* Work item
When you answer, give every record back exactly as written.

[Excerpts from a dataset]
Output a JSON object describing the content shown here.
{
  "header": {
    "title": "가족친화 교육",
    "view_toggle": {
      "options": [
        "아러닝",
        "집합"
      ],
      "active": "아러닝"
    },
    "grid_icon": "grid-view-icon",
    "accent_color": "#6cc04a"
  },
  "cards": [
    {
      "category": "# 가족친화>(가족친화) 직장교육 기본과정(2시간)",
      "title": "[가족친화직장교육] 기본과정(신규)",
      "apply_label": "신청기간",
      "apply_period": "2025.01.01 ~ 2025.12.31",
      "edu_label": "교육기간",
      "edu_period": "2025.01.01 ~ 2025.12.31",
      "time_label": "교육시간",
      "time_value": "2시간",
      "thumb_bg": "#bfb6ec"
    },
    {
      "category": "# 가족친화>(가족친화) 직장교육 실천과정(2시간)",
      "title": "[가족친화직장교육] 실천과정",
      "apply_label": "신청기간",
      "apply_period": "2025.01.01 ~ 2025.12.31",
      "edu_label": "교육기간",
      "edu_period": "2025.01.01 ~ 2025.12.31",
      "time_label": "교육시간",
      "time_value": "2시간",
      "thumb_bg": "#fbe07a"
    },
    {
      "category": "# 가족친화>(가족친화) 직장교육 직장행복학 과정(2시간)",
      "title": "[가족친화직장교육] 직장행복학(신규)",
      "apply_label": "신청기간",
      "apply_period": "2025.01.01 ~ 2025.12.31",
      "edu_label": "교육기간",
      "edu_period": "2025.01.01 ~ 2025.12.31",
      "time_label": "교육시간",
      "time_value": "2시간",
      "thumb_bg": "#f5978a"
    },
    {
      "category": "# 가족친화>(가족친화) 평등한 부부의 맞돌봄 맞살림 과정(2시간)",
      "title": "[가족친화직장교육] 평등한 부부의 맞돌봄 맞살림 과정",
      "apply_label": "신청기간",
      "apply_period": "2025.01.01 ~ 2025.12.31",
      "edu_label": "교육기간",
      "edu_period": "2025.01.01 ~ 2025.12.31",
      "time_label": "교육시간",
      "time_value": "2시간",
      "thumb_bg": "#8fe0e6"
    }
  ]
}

* Exercise result
Output a JSON object describing the content shown here.
{
  "header": {
    "title": "가족친화 교육",
    "view_toggle": {
      "options": [
        "아러닝",
        "집합"
      ],
      "active": "아러닝"
    },
    "grid_icon": "grid-view-icon",
    "accent_color": "#6cc04a"
  },
  "cards": [
    {
      "category": "# 가족친화>(가족친화) 직장교육 기본과정(2시간)",
      "title": "[가족친화직장교육] 기본과정(신규)",
      "apply_label": "신청기간",
      "apply_period": "2025.01.01 ~ 2025.12.31",
      "edu_label": "교육기간",
      "edu_period": "2025.01.01 ~ 2025.12.31",
      "time_label": "교육시간",
      "time_value": "2시간",
      "thumb_bg": "#bfb6ec"
    },
    {
      "category": "# 가족친화>(가족친화) 직장교육 실천과정(2시간)",
      "title": "[가족친화직장교육] 실천과정",
      "apply_label": "신청기간",
      "apply_period": "2025.01.01 ~ 2025.12.31",
      "edu_label": "교육기간",
      "edu_period": "2025.01.01 ~ 2025.12.31",
      "time_label": "교육시간",
      "time_value": "2시간",
      "thumb_bg": "#fbe07a"
    },
    {
      "category": "# 가족친화>(가족친화) 직장교육 직장행복학 과정(2시간)",
      "title": "[가족친화직장교육] 직장행복학(신규)",
      "apply_label": "신청기간",
      "apply_period": "2025.01.01 ~ 2025.12.31",
      "edu_label": "교육기간",
      "edu_period": "2025.01.01 ~ 2025.12.31",
      "time_label": "교육시간",
      "time_value": "2시간",
      "thumb_bg": "#f5978a"
    },
    {
      "category": "# 가족친화>(가족친화) 평등한 부부의 맞돌봄 맞살림 과정(2시간)",
      "title": "[가족친화직장교육] 평등한 부부의 맞돌봄 맞살림 과정",
      "apply_label": "신청기간",
      "apply_period": "2025.01.01 ~ 2025.12.31",
      "edu_label": "교육기간",
      "edu_period": "2025.01.01 ~ 2025.12.31",
      "time_label": "교육시간",
      "time_value": "2시간",
      "thumb_bg": "#8fe0e6"
    }
  ]
}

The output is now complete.